* [BRIEF]:
Below are records to repeat exactly; do not include any pictures.
——————
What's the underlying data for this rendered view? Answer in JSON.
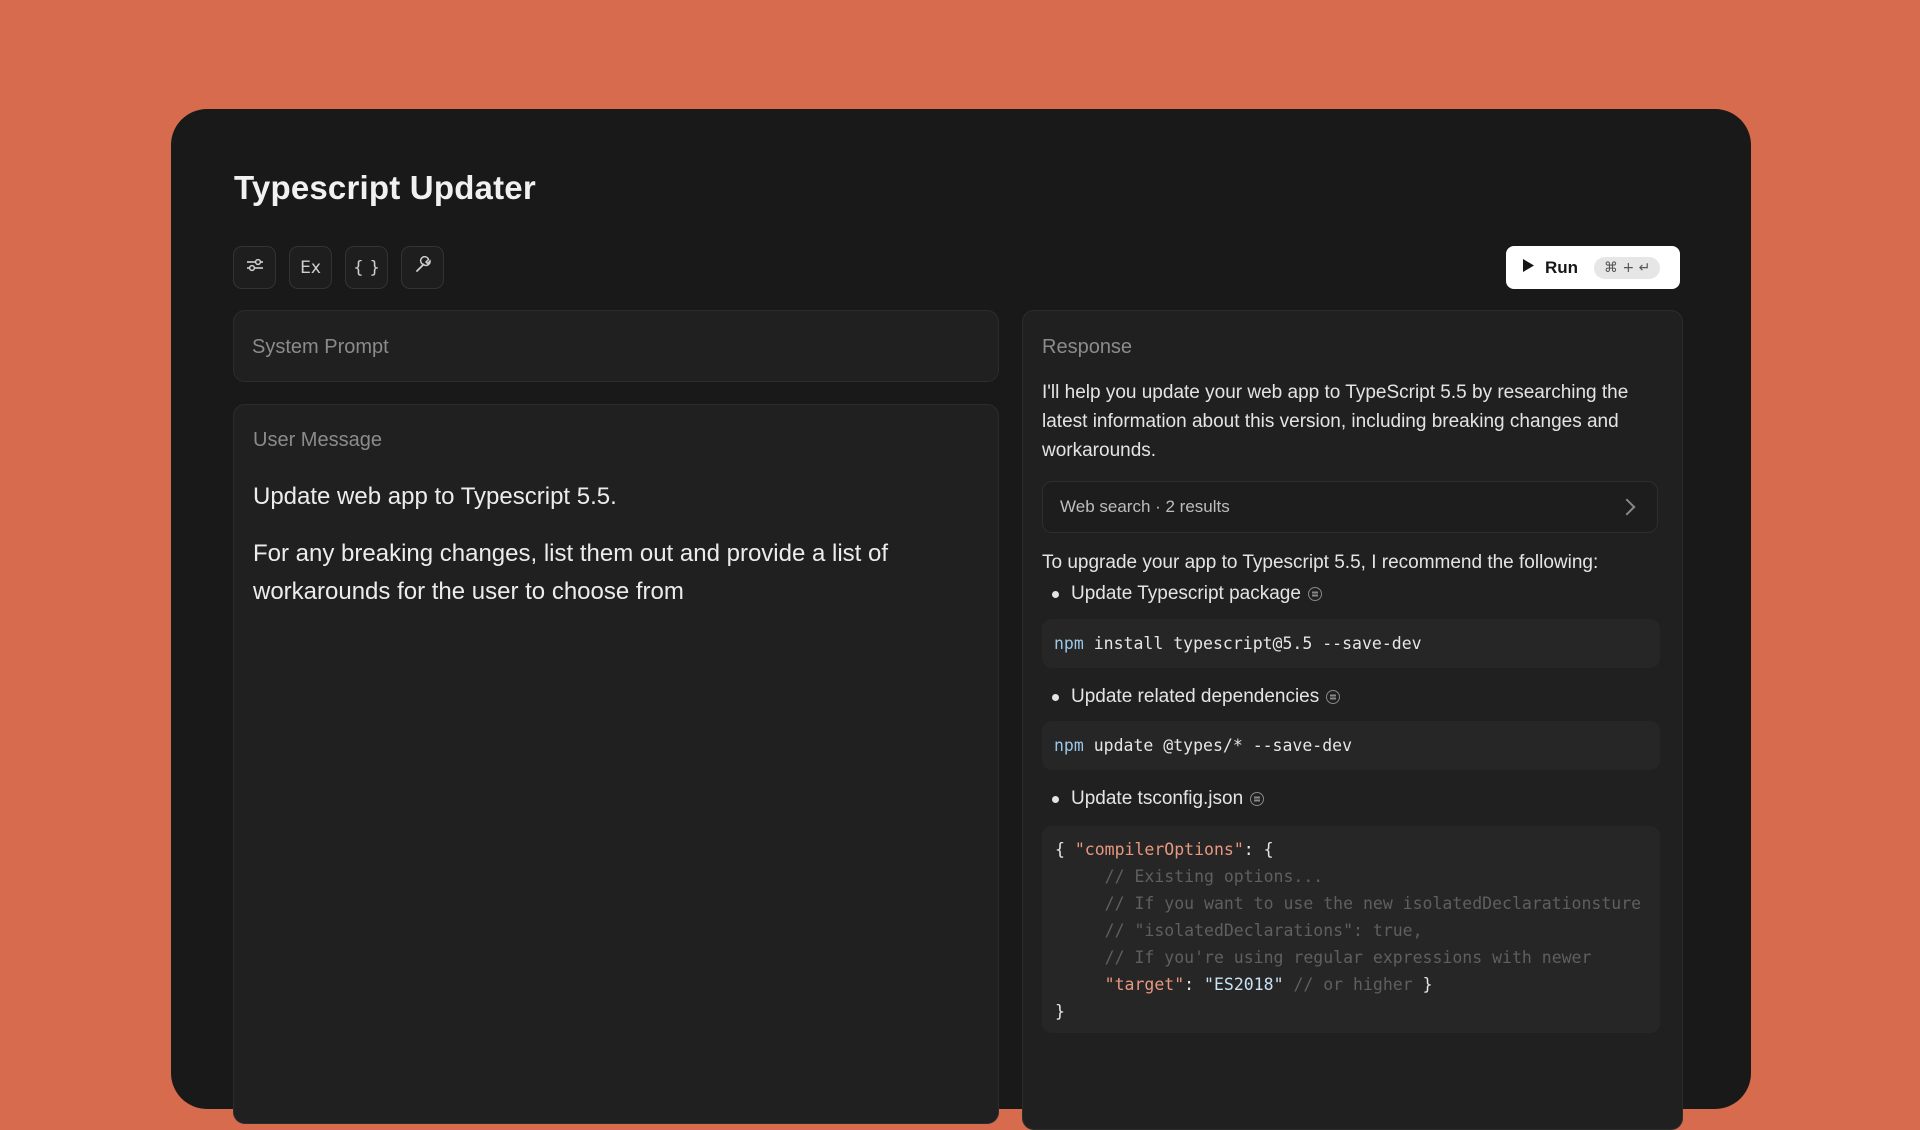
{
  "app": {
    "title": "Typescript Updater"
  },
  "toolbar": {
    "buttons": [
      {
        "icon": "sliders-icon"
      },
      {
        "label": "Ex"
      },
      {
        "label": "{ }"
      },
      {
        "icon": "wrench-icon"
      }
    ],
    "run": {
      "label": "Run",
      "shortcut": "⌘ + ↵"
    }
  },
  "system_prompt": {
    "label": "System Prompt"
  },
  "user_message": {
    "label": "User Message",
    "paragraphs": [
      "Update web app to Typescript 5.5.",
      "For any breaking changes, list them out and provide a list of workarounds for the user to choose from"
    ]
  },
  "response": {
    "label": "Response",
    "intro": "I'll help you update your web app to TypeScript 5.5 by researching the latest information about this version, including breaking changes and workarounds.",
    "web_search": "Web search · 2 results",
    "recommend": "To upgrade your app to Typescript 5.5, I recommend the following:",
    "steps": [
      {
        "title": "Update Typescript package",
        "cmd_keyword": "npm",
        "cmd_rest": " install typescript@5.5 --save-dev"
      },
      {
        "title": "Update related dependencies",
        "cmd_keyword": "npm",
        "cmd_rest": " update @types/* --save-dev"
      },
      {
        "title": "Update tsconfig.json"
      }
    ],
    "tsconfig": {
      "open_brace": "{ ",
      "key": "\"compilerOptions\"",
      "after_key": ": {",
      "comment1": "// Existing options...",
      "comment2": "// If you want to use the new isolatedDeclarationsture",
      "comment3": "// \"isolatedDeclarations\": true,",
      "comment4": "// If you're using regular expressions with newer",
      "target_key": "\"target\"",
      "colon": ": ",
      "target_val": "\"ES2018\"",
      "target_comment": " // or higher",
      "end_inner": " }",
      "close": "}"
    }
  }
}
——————
* [ANSWER TO THIS EXERCISE]:
What's the underlying data for this rendered view? Answer in JSON.
{
  "app": {
    "title": "Typescript Updater"
  },
  "toolbar": {
    "buttons": [
      {
        "icon": "sliders-icon"
      },
      {
        "label": "Ex"
      },
      {
        "label": "{ }"
      },
      {
        "icon": "wrench-icon"
      }
    ],
    "run": {
      "label": "Run",
      "shortcut": "⌘ + ↵"
    }
  },
  "system_prompt": {
    "label": "System Prompt"
  },
  "user_message": {
    "label": "User Message",
    "paragraphs": [
      "Update web app to Typescript 5.5.",
      "For any breaking changes, list them out and provide a list of workarounds for the user to choose from"
    ]
  },
  "response": {
    "label": "Response",
    "intro": "I'll help you update your web app to TypeScript 5.5 by researching the latest information about this version, including breaking changes and workarounds.",
    "web_search": "Web search · 2 results",
    "recommend": "To upgrade your app to Typescript 5.5, I recommend the following:",
    "steps": [
      {
        "title": "Update Typescript package",
        "cmd_keyword": "npm",
        "cmd_rest": " install typescript@5.5 --save-dev"
      },
      {
        "title": "Update related dependencies",
        "cmd_keyword": "npm",
        "cmd_rest": " update @types/* --save-dev"
      },
      {
        "title": "Update tsconfig.json"
      }
    ],
    "tsconfig": {
      "open_brace": "{ ",
      "key": "\"compilerOptions\"",
      "after_key": ": {",
      "comment1": "// Existing options...",
      "comment2": "// If you want to use the new isolatedDeclarationsture",
      "comment3": "// \"isolatedDeclarations\": true,",
      "comment4": "// If you're using regular expressions with newer",
      "target_key": "\"target\"",
      "colon": ": ",
      "target_val": "\"ES2018\"",
      "target_comment": " // or higher",
      "end_inner": " }",
      "close": "}"
    }
  }
}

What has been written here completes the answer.